Give a verbatim repeat of the lines that run from the line containing "Read all visible content and emit it as JSON." to the end of the data below.

(Dataset rows describing interfaces)
+ + + +
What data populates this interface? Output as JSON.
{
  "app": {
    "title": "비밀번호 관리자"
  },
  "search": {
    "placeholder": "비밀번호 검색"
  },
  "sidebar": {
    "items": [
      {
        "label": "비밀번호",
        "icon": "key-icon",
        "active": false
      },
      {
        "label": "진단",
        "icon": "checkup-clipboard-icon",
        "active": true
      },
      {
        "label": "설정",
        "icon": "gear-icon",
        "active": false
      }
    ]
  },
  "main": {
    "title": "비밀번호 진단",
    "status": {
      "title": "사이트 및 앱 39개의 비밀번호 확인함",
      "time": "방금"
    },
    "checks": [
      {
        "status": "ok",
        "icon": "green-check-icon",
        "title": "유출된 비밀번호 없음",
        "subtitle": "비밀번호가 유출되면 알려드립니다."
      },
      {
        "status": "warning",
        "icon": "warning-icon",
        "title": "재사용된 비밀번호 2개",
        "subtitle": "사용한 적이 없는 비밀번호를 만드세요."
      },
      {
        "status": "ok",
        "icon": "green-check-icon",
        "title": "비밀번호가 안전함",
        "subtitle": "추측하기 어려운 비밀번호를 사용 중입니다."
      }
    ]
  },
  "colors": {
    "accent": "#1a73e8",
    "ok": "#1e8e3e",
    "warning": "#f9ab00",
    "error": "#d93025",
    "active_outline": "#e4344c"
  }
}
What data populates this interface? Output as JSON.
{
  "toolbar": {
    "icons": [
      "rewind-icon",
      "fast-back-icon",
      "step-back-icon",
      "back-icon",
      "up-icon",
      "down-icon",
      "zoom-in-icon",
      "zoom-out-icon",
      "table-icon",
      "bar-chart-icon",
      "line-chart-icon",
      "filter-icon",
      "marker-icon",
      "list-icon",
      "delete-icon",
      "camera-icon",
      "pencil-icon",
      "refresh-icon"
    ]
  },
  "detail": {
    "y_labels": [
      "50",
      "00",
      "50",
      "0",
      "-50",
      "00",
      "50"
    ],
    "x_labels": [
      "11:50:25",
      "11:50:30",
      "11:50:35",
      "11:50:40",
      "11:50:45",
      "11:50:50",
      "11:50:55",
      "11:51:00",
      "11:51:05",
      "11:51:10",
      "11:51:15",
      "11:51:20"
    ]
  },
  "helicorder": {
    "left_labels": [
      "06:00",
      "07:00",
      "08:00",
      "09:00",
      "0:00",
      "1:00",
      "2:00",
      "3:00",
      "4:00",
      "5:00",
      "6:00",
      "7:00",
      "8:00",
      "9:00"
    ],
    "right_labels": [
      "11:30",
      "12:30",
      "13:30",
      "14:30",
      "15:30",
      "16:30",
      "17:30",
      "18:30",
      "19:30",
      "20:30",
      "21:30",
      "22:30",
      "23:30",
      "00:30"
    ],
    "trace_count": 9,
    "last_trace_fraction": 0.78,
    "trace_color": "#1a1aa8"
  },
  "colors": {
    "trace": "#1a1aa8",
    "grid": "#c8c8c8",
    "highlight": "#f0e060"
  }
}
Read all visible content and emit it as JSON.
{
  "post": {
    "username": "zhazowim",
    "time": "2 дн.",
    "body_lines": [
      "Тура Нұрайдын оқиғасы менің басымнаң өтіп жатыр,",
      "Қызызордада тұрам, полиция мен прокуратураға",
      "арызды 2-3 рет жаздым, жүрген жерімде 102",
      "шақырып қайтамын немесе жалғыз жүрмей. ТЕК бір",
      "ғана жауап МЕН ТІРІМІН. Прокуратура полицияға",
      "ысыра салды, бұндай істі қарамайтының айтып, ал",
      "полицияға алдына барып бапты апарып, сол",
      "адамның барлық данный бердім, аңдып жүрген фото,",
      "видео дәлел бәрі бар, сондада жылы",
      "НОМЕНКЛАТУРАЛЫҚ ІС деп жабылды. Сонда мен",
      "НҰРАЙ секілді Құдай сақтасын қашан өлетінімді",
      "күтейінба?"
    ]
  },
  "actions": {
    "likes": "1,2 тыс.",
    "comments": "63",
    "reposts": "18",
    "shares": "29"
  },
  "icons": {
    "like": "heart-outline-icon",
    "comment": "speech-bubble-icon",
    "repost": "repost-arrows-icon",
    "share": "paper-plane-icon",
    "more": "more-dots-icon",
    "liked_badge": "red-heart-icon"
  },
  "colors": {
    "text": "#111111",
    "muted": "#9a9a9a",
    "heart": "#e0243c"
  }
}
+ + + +
■ Answer to this problem ■
Read all visible content and emit it as JSON.
{
  "post": {
    "username": "zhazowim",
    "time": "2 дн.",
    "body_lines": [
      "Тура Нұрайдын оқиғасы менің басымнаң өтіп жатыр,",
      "Қызызордада тұрам, полиция мен прокуратураға",
      "арызды 2-3 рет жаздым, жүрген жерімде 102",
      "шақырып қайтамын немесе жалғыз жүрмей. ТЕК бір",
      "ғана жауап МЕН ТІРІМІН. Прокуратура полицияға",
      "ысыра салды, бұндай істі қарамайтының айтып, ал",
      "полицияға алдына барып бапты апарып, сол",
      "адамның барлық данный бердім, аңдып жүрген фото,",
      "видео дәлел бәрі бар, сондада жылы",
      "НОМЕНКЛАТУРАЛЫҚ ІС деп жабылды. Сонда мен",
      "НҰРАЙ секілді Құдай сақтасын қашан өлетінімді",
      "күтейінба?"
    ]
  },
  "actions": {
    "likes": "1,2 тыс.",
    "comments": "63",
    "reposts": "18",
    "shares": "29"
  },
  "icons": {
    "like": "heart-outline-icon",
    "comment": "speech-bubble-icon",
    "repost": "repost-arrows-icon",
    "share": "paper-plane-icon",
    "more": "more-dots-icon",
    "liked_badge": "red-heart-icon"
  },
  "colors": {
    "text": "#111111",
    "muted": "#9a9a9a",
    "heart": "#e0243c"
  }
}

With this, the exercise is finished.